TRUE STORIES: Dr Lindsay Simpson at the Writefest Literary Lunch. Photo: Mike Knott / NewsMail
TRUE STORIES: Dr Lindsay Simpson at the Writefest Literary Lunch. Photo: Mike Knott / NewsMail Mike Knott

Writers share skills at Literary Luncheon

IF MIGHT not be the usual way to spend your days, but for one Australian true crime writer, following Harley Davidsons to bikie club houses and interviewing serial killers was just part of the job.

The first female chief police reporter at the Sydney Morning Herald, Lindsay Simpson was in Bundaberg this weekend for Writefest, hosting workshops and guest speaking at the first Literary Luncheon.

"I'd been a journalist at the Sydney Morning Herald for 12 years back in the 80s and 90s and then ended up writing books. Six of my books are in true crime," she said.

"The first book I ever wrote with by best friend Sandra Harvey was Brothers in Arms which became Bikie Wars on the TV.

"That was the first true crime book in Australia to read like a novel."

Beginning as a court reporter, Dr Simpson said her interest in crime developed as she built up contacts and relationships on both side of the law.

"I loved court reporting because it was like watching real drama, it was better than any theatre," she said.

"I guess I naturally went into the police reporting role and developed that into an investigative role.

"In those days they didn't put crime on the front page of the Sydney Morning Herald so it was quite a feat to get them to change their attitude about that.

"I had lots of contacts, both the criminals and the police through the court reporting days. I covered the bikie case - the Milperra Massacre - in the court room for three years, got to know the bikies; we went into jails dressed up as molls, myself and Sandra.

"We really took big risks, I think because we were together we'd take those risks.

"We'd run away from bull terriers and follow Harley Davidson's to club houses."

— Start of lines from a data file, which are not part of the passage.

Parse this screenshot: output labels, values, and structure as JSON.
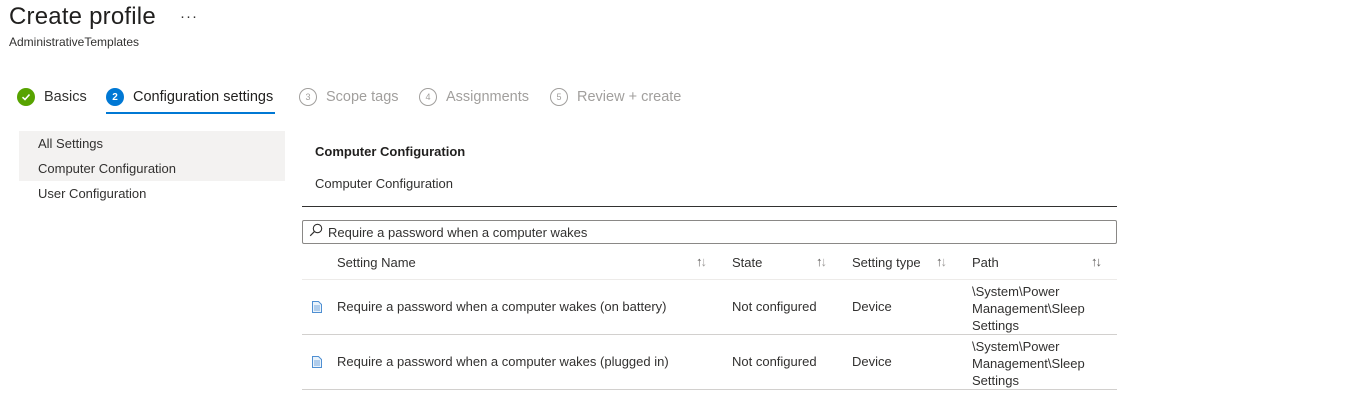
{
  "header": {
    "title": "Create profile",
    "more": "···",
    "subtitle": "AdministrativeTemplates"
  },
  "steps": [
    {
      "number": "",
      "label": "Basics",
      "status": "completed"
    },
    {
      "number": "2",
      "label": "Configuration settings",
      "status": "current"
    },
    {
      "number": "3",
      "label": "Scope tags",
      "status": "upcoming"
    },
    {
      "number": "4",
      "label": "Assignments",
      "status": "upcoming"
    },
    {
      "number": "5",
      "label": "Review + create",
      "status": "upcoming"
    }
  ],
  "sidebar": {
    "items": [
      {
        "label": "All Settings"
      },
      {
        "label": "Computer Configuration",
        "selected": true
      },
      {
        "label": "User Configuration"
      }
    ]
  },
  "main": {
    "section_title": "Computer Configuration",
    "section_subtitle": "Computer Configuration",
    "search": {
      "value": "Require a password when a computer wakes",
      "placeholder": ""
    },
    "table": {
      "columns": [
        "Setting Name",
        "State",
        "Setting type",
        "Path"
      ],
      "sort_glyph_up": "↑",
      "sort_glyph_down": "↓",
      "rows": [
        {
          "name": "Require a password when a computer wakes (on battery)",
          "state": "Not configured",
          "type": "Device",
          "path_lines": [
            "\\System\\Power",
            "Management\\Sleep",
            "Settings"
          ]
        },
        {
          "name": "Require a password when a computer wakes (plugged in)",
          "state": "Not configured",
          "type": "Device",
          "path_lines": [
            "\\System\\Power",
            "Management\\Sleep",
            "Settings"
          ]
        }
      ]
    }
  },
  "colors": {
    "accent": "#0078d4",
    "success": "#57a300",
    "disabled": "#a19f9d"
  },
  "icons": {
    "completed_step": "checkmark-icon",
    "row_icon": "document-icon",
    "search": "search-icon",
    "more": "more-icon"
  }
}
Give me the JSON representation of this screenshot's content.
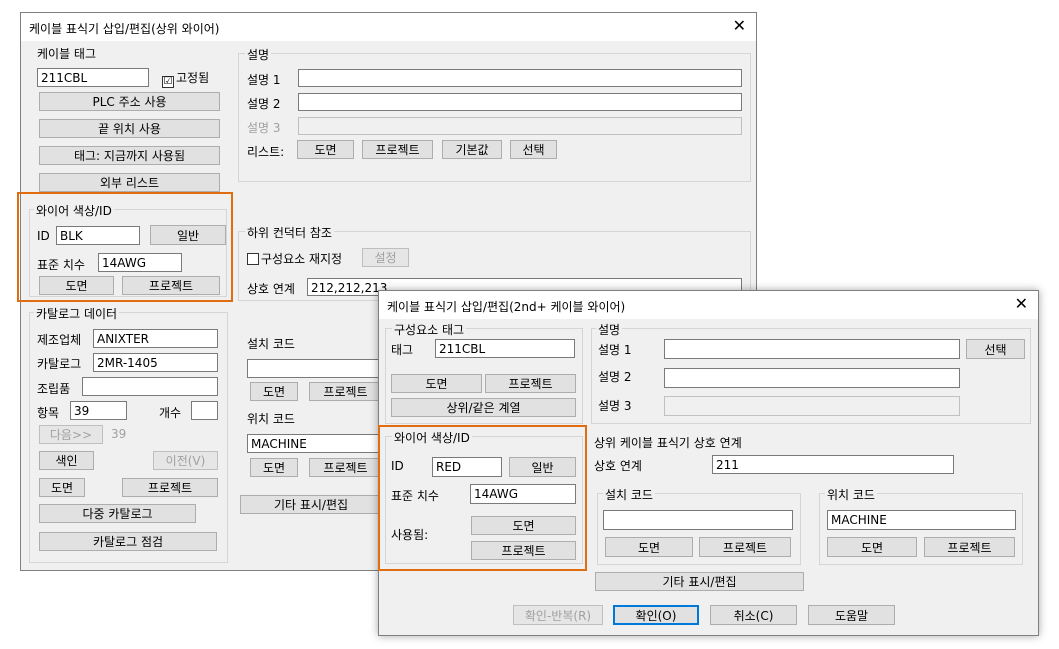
{
  "dlg1": {
    "title": "케이블 표식기 삽입/편집(상위 와이어)",
    "close": "✕",
    "cable_tag": {
      "label": "케이블 태그",
      "value": "211CBL",
      "fixed": "고정됨",
      "fixed_check": "☑",
      "plc": "PLC 주소 사용",
      "end": "끝 위치 사용",
      "tag_use": "태그: 지금까지 사용됨",
      "ext_list": "외부 리스트"
    },
    "wire": {
      "label": "와이어 색상/ID",
      "id_label": "ID",
      "id_value": "BLK",
      "normal": "일반",
      "size_label": "표준 치수",
      "size_value": "14AWG",
      "drawing": "도면",
      "project": "프로젝트"
    },
    "catalog": {
      "label": "카탈로그 데이터",
      "mfr_label": "제조업체",
      "mfr_value": "ANIXTER",
      "cat_label": "카탈로그",
      "cat_value": "2MR-1405",
      "assembly_label": "조립품",
      "assembly_value": "",
      "item_label": "항목",
      "item_value": "39",
      "count_label": "개수",
      "count_value": "",
      "next": "다음>>",
      "next_value": "39",
      "lookup": "색인",
      "prev": "이전(V)",
      "drawing": "도면",
      "project": "프로젝트",
      "multi": "다중 카탈로그",
      "check": "카탈로그 점검"
    },
    "desc": {
      "label": "설명",
      "d1": "설명 1",
      "d2": "설명 2",
      "d3": "설명 3",
      "v1": "",
      "v2": "",
      "v3": "",
      "list_label": "리스트:",
      "drawing": "도면",
      "project": "프로젝트",
      "default": "기본값",
      "pick": "선택"
    },
    "conductor": {
      "label": "하위 컨덕터 참조",
      "reassign": "구성요소 재지정",
      "setup": "설정",
      "cross_label": "상호 연계",
      "cross_value": "212,212,213"
    },
    "install": {
      "label": "설치 코드",
      "value": "",
      "drawing": "도면",
      "project": "프로젝트"
    },
    "location": {
      "label": "위치 코드",
      "value": "MACHINE",
      "drawing": "도면",
      "project": "프로젝트"
    },
    "other": "기타 표시/편집"
  },
  "dlg2": {
    "title": "케이블 표식기 삽입/편집(2nd+ 케이블 와이어)",
    "close": "✕",
    "comp_tag": {
      "label": "구성요소 태그",
      "tag_label": "태그",
      "tag_value": "211CBL",
      "drawing": "도면",
      "project": "프로젝트",
      "sibling": "상위/같은 계열"
    },
    "desc": {
      "label": "설명",
      "d1": "설명 1",
      "d2": "설명 2",
      "d3": "설명 3",
      "v1": "",
      "v2": "",
      "v3": "",
      "pick": "선택"
    },
    "wire": {
      "label": "와이어 색상/ID",
      "id_label": "ID",
      "id_value": "RED",
      "normal": "일반",
      "size_label": "표준 치수",
      "size_value": "14AWG",
      "used_label": "사용됨:",
      "drawing": "도면",
      "project": "프로젝트"
    },
    "cross": {
      "label": "상위 케이블 표식기 상호 연계",
      "cross_label": "상호 연계",
      "cross_value": "211"
    },
    "install": {
      "label": "설치 코드",
      "value": "",
      "drawing": "도면",
      "project": "프로젝트"
    },
    "location": {
      "label": "위치 코드",
      "value": "MACHINE",
      "drawing": "도면",
      "project": "프로젝트"
    },
    "other": "기타 표시/편집",
    "footer": {
      "ok_repeat": "확인-반복(R)",
      "ok": "확인(O)",
      "cancel": "취소(C)",
      "help": "도움말"
    }
  },
  "colors": {
    "highlight": "#e06d10",
    "dialog_bg": "#f0f0f0",
    "focus": "#0078d7"
  }
}
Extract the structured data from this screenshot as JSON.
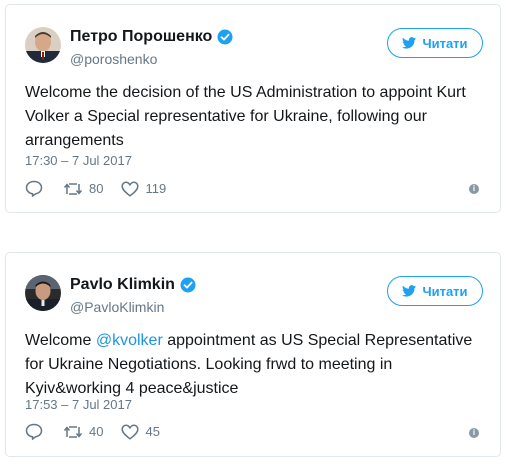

Going on to write My Husband, My Killer and The Killer Next Door about serial killer John Glover (the "Granny Killer"), Dr Simpson's latest book, Where is Daniel?, was written with Bruce and Denise Morcombe about the search for their 13-year old son, Daniel and it hit the Australian best-seller list in August, 2014.

"Today I'm talking about the writers duty in telling true stories," Dr Simpson said.

"With the Morcombes I found it quite difficult because I'm telling their story and I had my own views.

"But it was there story, so it wasn't my story."

Sunday's Literary Luncheon provided an opportunity for readers, not just writers, to listen to and gain and insight into the guest presenters who visited Bundaberg.